[Element data from apps and pages]
───

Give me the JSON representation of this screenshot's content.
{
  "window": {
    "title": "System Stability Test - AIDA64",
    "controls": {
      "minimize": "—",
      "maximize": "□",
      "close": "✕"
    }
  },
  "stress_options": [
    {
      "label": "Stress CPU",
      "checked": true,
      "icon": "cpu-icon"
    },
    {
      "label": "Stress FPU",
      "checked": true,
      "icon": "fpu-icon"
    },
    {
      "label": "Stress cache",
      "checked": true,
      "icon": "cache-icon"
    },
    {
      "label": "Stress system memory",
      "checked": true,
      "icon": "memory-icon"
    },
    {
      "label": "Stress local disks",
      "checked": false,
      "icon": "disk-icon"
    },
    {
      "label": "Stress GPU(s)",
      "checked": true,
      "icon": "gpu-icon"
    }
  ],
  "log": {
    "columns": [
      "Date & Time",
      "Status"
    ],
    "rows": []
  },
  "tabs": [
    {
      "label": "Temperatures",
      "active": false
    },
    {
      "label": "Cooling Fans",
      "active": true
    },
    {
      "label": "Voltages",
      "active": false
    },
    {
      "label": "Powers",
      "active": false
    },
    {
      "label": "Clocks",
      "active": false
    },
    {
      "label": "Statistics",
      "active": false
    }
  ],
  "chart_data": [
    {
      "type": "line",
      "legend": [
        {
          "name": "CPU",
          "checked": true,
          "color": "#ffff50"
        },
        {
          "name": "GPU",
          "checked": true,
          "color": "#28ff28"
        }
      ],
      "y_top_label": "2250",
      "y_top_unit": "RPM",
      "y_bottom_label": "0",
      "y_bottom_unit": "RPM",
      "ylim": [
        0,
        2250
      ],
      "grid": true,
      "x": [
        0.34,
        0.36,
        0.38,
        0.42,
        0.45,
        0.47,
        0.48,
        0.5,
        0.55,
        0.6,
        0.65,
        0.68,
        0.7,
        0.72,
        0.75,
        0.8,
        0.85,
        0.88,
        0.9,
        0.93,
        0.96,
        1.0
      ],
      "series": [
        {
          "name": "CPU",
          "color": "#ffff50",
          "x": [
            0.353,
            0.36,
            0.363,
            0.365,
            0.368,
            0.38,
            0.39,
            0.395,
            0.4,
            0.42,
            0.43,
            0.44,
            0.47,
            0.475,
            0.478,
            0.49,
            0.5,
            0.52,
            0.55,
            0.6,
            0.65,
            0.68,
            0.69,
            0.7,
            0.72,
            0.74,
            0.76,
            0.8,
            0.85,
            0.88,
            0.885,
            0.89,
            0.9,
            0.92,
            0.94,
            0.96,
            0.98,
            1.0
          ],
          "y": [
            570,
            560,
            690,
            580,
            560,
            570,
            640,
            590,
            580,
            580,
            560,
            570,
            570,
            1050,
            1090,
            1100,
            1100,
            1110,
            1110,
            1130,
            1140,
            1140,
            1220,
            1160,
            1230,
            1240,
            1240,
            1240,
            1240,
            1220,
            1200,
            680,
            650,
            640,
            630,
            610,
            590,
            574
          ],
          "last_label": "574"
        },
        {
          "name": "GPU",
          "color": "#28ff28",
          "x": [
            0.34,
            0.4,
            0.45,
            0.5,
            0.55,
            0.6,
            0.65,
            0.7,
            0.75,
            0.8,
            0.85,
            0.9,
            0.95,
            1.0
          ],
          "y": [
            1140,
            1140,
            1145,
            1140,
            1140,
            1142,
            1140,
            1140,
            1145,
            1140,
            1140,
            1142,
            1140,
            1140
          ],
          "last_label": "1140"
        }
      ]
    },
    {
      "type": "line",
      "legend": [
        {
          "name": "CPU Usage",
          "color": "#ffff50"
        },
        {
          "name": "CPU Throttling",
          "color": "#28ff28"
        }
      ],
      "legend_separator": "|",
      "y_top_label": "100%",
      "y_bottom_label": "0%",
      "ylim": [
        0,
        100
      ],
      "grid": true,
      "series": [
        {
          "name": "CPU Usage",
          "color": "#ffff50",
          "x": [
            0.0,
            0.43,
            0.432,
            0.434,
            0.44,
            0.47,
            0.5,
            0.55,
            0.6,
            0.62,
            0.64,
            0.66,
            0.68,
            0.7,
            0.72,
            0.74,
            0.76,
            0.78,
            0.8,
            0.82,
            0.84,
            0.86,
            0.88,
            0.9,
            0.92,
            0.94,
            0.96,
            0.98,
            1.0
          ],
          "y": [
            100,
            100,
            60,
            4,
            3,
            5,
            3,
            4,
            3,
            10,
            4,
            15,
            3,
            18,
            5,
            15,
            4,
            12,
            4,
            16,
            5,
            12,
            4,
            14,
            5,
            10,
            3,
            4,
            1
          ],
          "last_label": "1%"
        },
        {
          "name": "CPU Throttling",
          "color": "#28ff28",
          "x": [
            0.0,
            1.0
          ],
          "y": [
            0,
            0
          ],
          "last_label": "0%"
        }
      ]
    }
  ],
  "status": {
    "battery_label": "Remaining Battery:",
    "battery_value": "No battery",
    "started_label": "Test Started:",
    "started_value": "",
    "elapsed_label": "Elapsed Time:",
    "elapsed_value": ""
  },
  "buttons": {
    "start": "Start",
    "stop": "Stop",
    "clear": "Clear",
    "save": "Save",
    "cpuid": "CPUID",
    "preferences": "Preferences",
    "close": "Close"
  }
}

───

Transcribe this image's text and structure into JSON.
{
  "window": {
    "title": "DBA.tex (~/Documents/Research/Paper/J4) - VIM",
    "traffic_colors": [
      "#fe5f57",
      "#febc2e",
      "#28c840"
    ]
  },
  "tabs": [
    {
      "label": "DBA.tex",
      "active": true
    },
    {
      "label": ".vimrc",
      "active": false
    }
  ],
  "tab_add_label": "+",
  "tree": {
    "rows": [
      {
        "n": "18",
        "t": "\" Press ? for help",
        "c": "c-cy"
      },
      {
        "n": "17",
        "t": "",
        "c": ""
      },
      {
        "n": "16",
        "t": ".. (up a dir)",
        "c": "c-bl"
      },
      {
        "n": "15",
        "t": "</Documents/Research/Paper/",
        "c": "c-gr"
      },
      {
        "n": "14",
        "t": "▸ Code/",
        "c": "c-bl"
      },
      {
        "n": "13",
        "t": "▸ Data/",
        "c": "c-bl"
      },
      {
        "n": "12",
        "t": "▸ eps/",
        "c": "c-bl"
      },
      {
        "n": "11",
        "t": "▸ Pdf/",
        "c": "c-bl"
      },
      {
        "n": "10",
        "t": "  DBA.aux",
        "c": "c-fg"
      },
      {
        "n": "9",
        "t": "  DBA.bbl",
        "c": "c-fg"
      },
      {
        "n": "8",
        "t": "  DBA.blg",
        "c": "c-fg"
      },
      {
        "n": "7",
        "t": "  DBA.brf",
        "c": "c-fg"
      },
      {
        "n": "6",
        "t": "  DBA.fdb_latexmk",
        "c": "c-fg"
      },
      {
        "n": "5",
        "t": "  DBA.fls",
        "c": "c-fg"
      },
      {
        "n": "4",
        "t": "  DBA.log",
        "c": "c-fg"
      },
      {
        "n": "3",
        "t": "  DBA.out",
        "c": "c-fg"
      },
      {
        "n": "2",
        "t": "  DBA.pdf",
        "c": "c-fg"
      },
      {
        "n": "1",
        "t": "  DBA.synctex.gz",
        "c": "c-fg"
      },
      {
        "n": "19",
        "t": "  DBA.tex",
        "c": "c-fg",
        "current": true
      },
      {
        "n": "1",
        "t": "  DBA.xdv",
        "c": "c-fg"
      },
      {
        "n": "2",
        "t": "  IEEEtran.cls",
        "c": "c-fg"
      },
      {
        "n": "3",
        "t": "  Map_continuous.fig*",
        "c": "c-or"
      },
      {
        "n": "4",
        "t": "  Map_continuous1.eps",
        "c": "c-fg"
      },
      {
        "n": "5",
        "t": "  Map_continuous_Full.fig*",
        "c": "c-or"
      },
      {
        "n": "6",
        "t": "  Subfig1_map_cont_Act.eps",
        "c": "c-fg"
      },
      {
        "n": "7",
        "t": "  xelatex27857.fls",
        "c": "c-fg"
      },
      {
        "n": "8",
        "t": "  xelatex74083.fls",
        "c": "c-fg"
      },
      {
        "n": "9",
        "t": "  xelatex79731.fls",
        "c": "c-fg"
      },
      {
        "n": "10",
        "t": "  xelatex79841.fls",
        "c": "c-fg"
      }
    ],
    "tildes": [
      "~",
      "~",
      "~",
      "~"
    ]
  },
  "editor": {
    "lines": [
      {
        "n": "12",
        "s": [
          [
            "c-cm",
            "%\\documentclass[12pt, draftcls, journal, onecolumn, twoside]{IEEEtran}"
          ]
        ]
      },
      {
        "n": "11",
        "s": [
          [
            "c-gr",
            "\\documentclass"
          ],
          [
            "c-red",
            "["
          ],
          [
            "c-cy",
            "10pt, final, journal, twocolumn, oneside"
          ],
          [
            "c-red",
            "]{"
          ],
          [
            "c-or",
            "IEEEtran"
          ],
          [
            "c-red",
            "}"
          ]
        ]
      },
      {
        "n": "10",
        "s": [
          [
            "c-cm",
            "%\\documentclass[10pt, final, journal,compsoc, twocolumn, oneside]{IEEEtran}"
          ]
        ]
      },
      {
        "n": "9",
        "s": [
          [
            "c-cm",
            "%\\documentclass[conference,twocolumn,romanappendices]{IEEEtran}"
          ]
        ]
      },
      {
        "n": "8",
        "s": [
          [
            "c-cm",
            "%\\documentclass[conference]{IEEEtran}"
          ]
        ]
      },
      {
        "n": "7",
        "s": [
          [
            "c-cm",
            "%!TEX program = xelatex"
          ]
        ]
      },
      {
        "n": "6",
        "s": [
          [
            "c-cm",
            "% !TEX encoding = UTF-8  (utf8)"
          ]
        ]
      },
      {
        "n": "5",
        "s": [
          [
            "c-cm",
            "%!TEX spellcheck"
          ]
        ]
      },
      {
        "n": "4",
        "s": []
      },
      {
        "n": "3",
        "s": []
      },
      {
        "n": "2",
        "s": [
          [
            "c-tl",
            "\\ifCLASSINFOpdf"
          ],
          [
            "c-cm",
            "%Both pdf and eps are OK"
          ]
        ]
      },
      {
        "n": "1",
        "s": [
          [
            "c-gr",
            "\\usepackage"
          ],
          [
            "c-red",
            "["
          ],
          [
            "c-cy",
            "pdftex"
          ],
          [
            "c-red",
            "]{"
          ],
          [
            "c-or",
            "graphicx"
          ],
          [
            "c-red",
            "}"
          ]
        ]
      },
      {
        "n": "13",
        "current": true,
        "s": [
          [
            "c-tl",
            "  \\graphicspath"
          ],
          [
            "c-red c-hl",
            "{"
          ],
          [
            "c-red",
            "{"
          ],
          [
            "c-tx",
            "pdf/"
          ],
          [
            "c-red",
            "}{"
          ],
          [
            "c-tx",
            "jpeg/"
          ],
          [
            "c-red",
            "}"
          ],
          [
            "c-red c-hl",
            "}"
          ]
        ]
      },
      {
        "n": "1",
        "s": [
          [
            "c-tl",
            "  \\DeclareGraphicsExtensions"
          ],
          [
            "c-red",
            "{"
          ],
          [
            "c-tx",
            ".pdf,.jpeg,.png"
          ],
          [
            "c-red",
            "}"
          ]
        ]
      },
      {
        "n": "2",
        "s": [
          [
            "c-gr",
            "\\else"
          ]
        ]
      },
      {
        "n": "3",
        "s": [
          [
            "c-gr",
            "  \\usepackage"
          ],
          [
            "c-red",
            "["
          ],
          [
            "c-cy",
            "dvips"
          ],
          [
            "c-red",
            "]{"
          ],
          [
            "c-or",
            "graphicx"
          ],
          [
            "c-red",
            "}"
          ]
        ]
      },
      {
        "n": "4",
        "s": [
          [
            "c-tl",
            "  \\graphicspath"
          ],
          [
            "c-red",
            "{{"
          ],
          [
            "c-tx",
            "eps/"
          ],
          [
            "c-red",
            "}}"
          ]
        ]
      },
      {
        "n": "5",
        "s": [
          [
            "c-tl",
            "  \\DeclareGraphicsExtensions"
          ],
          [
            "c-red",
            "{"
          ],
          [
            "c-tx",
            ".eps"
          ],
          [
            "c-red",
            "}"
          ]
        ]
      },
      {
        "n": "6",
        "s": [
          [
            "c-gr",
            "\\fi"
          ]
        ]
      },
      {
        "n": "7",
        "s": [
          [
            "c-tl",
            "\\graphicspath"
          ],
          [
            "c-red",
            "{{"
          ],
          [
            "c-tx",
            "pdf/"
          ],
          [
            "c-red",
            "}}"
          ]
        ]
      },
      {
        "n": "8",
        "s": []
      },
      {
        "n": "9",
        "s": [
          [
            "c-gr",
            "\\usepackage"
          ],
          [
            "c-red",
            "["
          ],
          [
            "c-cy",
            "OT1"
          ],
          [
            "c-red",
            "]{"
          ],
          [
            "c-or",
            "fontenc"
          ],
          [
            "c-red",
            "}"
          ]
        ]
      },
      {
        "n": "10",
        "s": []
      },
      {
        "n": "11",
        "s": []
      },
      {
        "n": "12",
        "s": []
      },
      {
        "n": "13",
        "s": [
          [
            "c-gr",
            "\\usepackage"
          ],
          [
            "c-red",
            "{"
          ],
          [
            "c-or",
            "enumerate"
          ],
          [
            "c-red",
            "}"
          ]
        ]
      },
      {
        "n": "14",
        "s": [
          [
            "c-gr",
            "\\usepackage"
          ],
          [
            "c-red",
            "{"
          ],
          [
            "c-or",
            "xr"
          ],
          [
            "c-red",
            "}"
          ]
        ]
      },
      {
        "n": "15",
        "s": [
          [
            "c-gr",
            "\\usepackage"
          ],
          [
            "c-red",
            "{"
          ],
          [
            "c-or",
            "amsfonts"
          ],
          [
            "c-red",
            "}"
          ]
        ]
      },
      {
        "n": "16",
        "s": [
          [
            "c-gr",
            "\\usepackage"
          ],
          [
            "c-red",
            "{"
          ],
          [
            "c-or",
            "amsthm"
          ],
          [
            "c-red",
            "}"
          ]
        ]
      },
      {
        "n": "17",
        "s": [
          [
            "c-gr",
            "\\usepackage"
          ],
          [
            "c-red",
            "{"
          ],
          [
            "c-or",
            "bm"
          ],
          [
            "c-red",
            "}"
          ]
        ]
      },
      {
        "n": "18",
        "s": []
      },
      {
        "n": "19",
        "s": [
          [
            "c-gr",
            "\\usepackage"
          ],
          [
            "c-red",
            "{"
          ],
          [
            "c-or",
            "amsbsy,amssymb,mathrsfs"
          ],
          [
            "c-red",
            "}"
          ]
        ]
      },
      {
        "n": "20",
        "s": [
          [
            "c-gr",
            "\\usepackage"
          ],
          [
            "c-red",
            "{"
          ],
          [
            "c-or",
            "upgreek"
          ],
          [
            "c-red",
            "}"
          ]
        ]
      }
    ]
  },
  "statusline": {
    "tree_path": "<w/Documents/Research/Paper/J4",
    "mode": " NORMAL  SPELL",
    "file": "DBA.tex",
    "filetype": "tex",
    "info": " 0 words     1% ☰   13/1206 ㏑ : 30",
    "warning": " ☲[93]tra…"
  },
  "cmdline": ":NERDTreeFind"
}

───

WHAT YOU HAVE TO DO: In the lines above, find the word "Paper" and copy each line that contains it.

REPLY:
    "title": "DBA.tex (~/Documents/Research/Paper/J4) - VIM",
        "t": "</Documents/Research/Paper/",
    "tree_path": "<w/Documents/Research/Paper/J4",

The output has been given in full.